Matthew Perry Gets Friendly with Showtime

In his new Showtime dark comedy (barring The Tudors, that’s all the network seems to peddle these days, isn’t it?), former Friend Matthew Perry plays “an egomaniacal local talk show host who is on a reluctant path to redemption.” Replace that with “an egomaniacal editrix who is on a reluctant path to redemption,” and it kind of sounds like Courteney Cox’s failed attempt at edgy cable relevance; replace it with “an egomaniacal has-been TV star who is on a reluctant path to redemption,” and it sounds like Lisa Kudrow’s. In his second stab at life after Friends, Perry will be assisted by Martha Plimpton, one of the hardest working thesps in showbiz. More importantly, he’ll also be joined by one of Blair’s underlings from Gossip Girl.

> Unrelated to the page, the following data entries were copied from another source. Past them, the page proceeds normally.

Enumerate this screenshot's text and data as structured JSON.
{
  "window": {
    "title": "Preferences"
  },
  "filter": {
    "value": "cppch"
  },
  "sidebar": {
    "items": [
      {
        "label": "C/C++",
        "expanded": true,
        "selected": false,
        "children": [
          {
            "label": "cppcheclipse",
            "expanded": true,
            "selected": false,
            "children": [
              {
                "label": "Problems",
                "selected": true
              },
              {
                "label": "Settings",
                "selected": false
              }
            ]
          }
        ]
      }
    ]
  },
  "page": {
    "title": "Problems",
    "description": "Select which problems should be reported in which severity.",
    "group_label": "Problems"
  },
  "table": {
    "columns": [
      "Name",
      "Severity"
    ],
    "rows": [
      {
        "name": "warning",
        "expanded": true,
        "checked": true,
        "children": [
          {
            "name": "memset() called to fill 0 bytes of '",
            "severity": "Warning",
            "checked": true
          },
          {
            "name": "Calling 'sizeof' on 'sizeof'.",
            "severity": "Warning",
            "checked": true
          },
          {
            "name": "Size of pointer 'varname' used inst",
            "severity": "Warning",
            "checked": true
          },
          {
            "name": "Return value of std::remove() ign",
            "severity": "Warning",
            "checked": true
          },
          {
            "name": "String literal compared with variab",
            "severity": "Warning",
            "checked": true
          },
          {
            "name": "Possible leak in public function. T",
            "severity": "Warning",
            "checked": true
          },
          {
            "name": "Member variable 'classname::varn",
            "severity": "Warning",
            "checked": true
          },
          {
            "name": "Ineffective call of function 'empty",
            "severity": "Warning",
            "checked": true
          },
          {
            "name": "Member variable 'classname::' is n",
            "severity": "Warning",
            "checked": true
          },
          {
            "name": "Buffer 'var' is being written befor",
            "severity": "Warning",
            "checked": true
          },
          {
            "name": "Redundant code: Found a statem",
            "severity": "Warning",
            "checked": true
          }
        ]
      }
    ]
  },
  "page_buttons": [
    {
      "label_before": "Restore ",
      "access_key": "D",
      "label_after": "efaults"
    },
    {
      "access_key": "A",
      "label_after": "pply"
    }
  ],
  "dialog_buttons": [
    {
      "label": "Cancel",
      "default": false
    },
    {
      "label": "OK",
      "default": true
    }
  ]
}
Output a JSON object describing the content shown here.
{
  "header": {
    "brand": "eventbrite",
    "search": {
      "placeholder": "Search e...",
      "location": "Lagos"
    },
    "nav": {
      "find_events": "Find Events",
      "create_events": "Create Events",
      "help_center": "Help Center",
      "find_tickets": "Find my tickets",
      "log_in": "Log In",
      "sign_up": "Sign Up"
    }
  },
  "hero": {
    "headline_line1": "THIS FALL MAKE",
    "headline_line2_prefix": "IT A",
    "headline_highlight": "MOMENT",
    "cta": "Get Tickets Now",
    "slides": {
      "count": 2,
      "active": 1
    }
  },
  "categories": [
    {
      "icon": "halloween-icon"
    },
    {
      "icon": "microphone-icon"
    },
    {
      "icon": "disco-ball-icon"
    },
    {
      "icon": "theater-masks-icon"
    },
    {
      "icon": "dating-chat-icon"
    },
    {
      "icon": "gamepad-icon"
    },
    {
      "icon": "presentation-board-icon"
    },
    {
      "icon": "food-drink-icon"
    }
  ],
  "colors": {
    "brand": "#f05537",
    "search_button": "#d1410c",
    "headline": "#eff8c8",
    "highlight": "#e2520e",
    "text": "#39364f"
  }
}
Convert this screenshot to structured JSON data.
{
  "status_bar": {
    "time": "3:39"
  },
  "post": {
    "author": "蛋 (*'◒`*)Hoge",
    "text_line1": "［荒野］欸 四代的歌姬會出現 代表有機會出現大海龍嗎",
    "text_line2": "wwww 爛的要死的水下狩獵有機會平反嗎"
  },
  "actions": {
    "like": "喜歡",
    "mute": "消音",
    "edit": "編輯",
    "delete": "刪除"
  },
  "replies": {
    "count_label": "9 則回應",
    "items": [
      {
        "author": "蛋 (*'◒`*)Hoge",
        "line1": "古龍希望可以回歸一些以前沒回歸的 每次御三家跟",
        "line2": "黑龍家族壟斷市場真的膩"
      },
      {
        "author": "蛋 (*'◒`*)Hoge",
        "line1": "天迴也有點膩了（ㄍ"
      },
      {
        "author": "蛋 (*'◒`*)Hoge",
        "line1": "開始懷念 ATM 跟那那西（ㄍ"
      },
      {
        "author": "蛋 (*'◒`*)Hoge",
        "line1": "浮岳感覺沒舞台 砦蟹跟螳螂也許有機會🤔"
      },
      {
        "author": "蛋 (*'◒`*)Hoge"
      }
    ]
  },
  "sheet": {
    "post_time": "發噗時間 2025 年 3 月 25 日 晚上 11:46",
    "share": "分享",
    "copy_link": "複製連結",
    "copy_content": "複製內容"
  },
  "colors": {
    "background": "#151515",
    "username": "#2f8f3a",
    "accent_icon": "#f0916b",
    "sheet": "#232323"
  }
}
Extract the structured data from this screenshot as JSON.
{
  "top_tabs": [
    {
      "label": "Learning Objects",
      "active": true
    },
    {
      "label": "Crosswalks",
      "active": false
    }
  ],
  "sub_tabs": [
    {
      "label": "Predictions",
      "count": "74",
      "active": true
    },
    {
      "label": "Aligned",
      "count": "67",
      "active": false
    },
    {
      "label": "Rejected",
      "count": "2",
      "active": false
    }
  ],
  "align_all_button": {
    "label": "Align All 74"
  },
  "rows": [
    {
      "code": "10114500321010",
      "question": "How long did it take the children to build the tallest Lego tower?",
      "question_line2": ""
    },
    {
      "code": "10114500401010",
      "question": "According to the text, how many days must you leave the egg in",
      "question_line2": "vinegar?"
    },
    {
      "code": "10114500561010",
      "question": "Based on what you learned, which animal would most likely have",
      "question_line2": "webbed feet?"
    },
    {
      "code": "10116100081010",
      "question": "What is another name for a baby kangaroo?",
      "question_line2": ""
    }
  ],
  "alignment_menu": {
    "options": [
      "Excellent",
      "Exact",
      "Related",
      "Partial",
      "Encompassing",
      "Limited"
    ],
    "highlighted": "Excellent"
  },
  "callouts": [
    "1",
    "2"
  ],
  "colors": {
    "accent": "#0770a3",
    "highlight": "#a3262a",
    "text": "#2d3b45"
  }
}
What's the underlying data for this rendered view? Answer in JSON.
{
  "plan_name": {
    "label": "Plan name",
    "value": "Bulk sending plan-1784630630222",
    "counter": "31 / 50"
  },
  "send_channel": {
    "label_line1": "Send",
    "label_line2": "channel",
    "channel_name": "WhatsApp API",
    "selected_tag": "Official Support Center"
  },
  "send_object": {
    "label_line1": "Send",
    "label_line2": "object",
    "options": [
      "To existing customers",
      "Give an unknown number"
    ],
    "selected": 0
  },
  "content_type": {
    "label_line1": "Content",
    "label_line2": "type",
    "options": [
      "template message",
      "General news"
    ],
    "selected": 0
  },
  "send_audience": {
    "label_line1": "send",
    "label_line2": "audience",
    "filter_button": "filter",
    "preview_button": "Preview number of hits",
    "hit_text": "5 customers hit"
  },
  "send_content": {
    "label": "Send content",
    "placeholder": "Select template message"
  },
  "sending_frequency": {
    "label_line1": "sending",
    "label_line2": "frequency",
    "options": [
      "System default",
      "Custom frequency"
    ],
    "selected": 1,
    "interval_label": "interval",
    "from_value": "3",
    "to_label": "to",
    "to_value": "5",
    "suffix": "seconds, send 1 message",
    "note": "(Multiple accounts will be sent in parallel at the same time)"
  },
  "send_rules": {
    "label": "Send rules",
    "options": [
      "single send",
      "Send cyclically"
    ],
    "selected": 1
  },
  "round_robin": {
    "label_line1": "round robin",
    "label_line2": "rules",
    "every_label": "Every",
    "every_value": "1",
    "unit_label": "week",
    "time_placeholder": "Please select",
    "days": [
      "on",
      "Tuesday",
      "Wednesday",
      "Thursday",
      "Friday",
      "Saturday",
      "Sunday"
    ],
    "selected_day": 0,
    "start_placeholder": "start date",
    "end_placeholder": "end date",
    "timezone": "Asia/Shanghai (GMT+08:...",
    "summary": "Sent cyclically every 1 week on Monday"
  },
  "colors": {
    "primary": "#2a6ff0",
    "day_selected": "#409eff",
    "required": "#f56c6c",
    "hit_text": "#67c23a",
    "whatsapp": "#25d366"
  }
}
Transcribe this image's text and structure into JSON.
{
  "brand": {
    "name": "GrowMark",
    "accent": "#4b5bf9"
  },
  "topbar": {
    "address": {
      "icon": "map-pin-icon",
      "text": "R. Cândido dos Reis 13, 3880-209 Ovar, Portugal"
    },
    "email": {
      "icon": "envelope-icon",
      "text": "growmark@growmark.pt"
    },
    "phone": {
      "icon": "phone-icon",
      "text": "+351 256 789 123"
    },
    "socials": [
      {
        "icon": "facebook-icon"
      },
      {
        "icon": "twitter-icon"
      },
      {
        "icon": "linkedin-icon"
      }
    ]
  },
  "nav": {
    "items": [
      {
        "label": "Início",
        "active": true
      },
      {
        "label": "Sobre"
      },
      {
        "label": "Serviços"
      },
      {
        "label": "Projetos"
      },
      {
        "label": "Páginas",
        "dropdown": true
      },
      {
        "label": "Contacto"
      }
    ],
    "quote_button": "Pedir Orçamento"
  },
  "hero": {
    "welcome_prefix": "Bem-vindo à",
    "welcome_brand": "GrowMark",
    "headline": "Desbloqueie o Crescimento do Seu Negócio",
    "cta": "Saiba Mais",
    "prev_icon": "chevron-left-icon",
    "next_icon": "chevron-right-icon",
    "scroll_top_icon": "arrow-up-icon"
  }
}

And since the pay-cabler isn’t suffering like NBC, this series looks poised to fare better than that other show about sketch comedies — you know, the one that isn’t 30 Rock.